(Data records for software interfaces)
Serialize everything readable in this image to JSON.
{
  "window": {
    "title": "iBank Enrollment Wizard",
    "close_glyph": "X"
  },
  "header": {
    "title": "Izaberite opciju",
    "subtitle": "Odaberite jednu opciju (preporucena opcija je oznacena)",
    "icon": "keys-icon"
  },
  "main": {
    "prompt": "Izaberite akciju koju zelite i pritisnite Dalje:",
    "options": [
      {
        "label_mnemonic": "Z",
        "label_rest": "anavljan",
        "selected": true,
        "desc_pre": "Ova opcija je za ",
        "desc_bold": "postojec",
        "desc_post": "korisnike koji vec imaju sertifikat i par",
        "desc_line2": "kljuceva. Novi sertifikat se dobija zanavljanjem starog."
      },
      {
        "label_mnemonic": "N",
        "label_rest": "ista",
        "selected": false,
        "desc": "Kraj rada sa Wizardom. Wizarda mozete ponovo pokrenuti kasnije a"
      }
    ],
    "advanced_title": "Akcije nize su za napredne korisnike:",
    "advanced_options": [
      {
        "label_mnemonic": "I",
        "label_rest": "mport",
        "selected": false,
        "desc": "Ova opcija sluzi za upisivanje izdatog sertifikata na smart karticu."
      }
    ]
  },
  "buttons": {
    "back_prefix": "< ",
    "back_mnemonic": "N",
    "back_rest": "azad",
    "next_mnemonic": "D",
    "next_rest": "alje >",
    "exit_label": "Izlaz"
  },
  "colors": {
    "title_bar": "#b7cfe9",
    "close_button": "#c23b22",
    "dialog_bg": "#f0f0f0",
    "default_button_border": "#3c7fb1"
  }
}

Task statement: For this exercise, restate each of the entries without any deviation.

Answer for the task:
Serialize everything readable in this image to JSON.
{
  "window": {
    "title": "iBank Enrollment Wizard",
    "close_glyph": "X"
  },
  "header": {
    "title": "Izaberite opciju",
    "subtitle": "Odaberite jednu opciju (preporucena opcija je oznacena)",
    "icon": "keys-icon"
  },
  "main": {
    "prompt": "Izaberite akciju koju zelite i pritisnite Dalje:",
    "options": [
      {
        "label_mnemonic": "Z",
        "label_rest": "anavljan",
        "selected": true,
        "desc_pre": "Ova opcija je za ",
        "desc_bold": "postojec",
        "desc_post": "korisnike koji vec imaju sertifikat i par",
        "desc_line2": "kljuceva. Novi sertifikat se dobija zanavljanjem starog."
      },
      {
        "label_mnemonic": "N",
        "label_rest": "ista",
        "selected": false,
        "desc": "Kraj rada sa Wizardom. Wizarda mozete ponovo pokrenuti kasnije a"
      }
    ],
    "advanced_title": "Akcije nize su za napredne korisnike:",
    "advanced_options": [
      {
        "label_mnemonic": "I",
        "label_rest": "mport",
        "selected": false,
        "desc": "Ova opcija sluzi za upisivanje izdatog sertifikata na smart karticu."
      }
    ]
  },
  "buttons": {
    "back_prefix": "< ",
    "back_mnemonic": "N",
    "back_rest": "azad",
    "next_mnemonic": "D",
    "next_rest": "alje >",
    "exit_label": "Izlaz"
  },
  "colors": {
    "title_bar": "#b7cfe9",
    "close_button": "#c23b22",
    "dialog_bg": "#f0f0f0",
    "default_button_border": "#3c7fb1"
  }
}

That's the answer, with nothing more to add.